[Data items]
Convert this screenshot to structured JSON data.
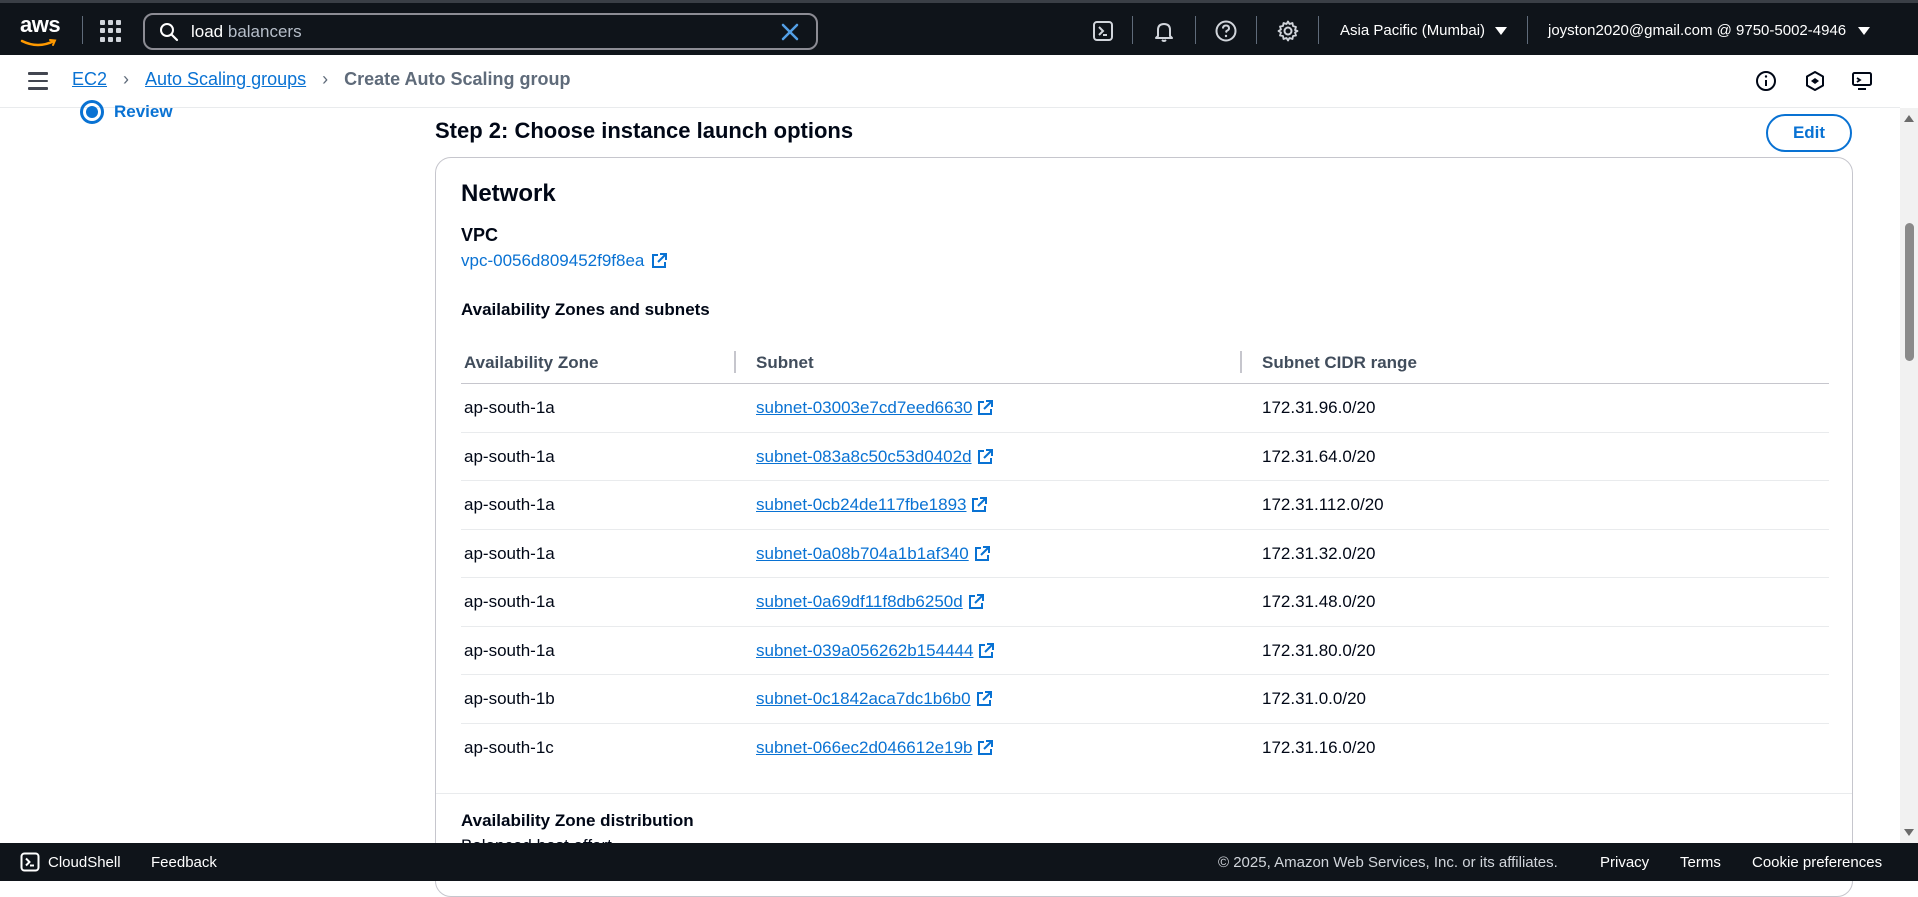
{
  "topnav": {
    "logo_text": "aws",
    "search_value_strong": "load",
    "search_value_rest": " balancers",
    "region": "Asia Pacific (Mumbai)",
    "account": "joyston2020@gmail.com @ 9750-5002-4946"
  },
  "breadcrumb": {
    "items": [
      "EC2",
      "Auto Scaling groups"
    ],
    "current": "Create Auto Scaling group"
  },
  "sidenav": {
    "review_label": "Review"
  },
  "main": {
    "step_title": "Step 2: Choose instance launch options",
    "edit_label": "Edit",
    "network_title": "Network",
    "vpc_label": "VPC",
    "vpc_id": "vpc-0056d809452f9f8ea",
    "az_subnets_label": "Availability Zones and subnets",
    "columns": [
      "Availability Zone",
      "Subnet",
      "Subnet CIDR range"
    ],
    "rows": [
      {
        "az": "ap-south-1a",
        "subnet": "subnet-03003e7cd7eed6630",
        "cidr": "172.31.96.0/20"
      },
      {
        "az": "ap-south-1a",
        "subnet": "subnet-083a8c50c53d0402d",
        "cidr": "172.31.64.0/20"
      },
      {
        "az": "ap-south-1a",
        "subnet": "subnet-0cb24de117fbe1893",
        "cidr": "172.31.112.0/20"
      },
      {
        "az": "ap-south-1a",
        "subnet": "subnet-0a08b704a1b1af340",
        "cidr": "172.31.32.0/20"
      },
      {
        "az": "ap-south-1a",
        "subnet": "subnet-0a69df11f8db6250d",
        "cidr": "172.31.48.0/20"
      },
      {
        "az": "ap-south-1a",
        "subnet": "subnet-039a056262b154444",
        "cidr": "172.31.80.0/20"
      },
      {
        "az": "ap-south-1b",
        "subnet": "subnet-0c1842aca7dc1b6b0",
        "cidr": "172.31.0.0/20"
      },
      {
        "az": "ap-south-1c",
        "subnet": "subnet-066ec2d046612e19b",
        "cidr": "172.31.16.0/20"
      }
    ],
    "az_distribution_label": "Availability Zone distribution",
    "az_distribution_value": "Balanced best effort"
  },
  "footer": {
    "cloudshell": "CloudShell",
    "feedback": "Feedback",
    "copyright": "© 2025, Amazon Web Services, Inc. or its affiliates.",
    "privacy": "Privacy",
    "terms": "Terms",
    "cookies": "Cookie preferences"
  },
  "colors": {
    "nav_bg": "#0f141a",
    "link": "#0972d3",
    "text": "#000716"
  }
}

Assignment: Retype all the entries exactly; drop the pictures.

Answer area:
Convert this screenshot to structured JSON data.
{
  "topnav": {
    "logo_text": "aws",
    "search_value_strong": "load",
    "search_value_rest": " balancers",
    "region": "Asia Pacific (Mumbai)",
    "account": "joyston2020@gmail.com @ 9750-5002-4946"
  },
  "breadcrumb": {
    "items": [
      "EC2",
      "Auto Scaling groups"
    ],
    "current": "Create Auto Scaling group"
  },
  "sidenav": {
    "review_label": "Review"
  },
  "main": {
    "step_title": "Step 2: Choose instance launch options",
    "edit_label": "Edit",
    "network_title": "Network",
    "vpc_label": "VPC",
    "vpc_id": "vpc-0056d809452f9f8ea",
    "az_subnets_label": "Availability Zones and subnets",
    "columns": [
      "Availability Zone",
      "Subnet",
      "Subnet CIDR range"
    ],
    "rows": [
      {
        "az": "ap-south-1a",
        "subnet": "subnet-03003e7cd7eed6630",
        "cidr": "172.31.96.0/20"
      },
      {
        "az": "ap-south-1a",
        "subnet": "subnet-083a8c50c53d0402d",
        "cidr": "172.31.64.0/20"
      },
      {
        "az": "ap-south-1a",
        "subnet": "subnet-0cb24de117fbe1893",
        "cidr": "172.31.112.0/20"
      },
      {
        "az": "ap-south-1a",
        "subnet": "subnet-0a08b704a1b1af340",
        "cidr": "172.31.32.0/20"
      },
      {
        "az": "ap-south-1a",
        "subnet": "subnet-0a69df11f8db6250d",
        "cidr": "172.31.48.0/20"
      },
      {
        "az": "ap-south-1a",
        "subnet": "subnet-039a056262b154444",
        "cidr": "172.31.80.0/20"
      },
      {
        "az": "ap-south-1b",
        "subnet": "subnet-0c1842aca7dc1b6b0",
        "cidr": "172.31.0.0/20"
      },
      {
        "az": "ap-south-1c",
        "subnet": "subnet-066ec2d046612e19b",
        "cidr": "172.31.16.0/20"
      }
    ],
    "az_distribution_label": "Availability Zone distribution",
    "az_distribution_value": "Balanced best effort"
  },
  "footer": {
    "cloudshell": "CloudShell",
    "feedback": "Feedback",
    "copyright": "© 2025, Amazon Web Services, Inc. or its affiliates.",
    "privacy": "Privacy",
    "terms": "Terms",
    "cookies": "Cookie preferences"
  },
  "colors": {
    "nav_bg": "#0f141a",
    "link": "#0972d3",
    "text": "#000716"
  }
}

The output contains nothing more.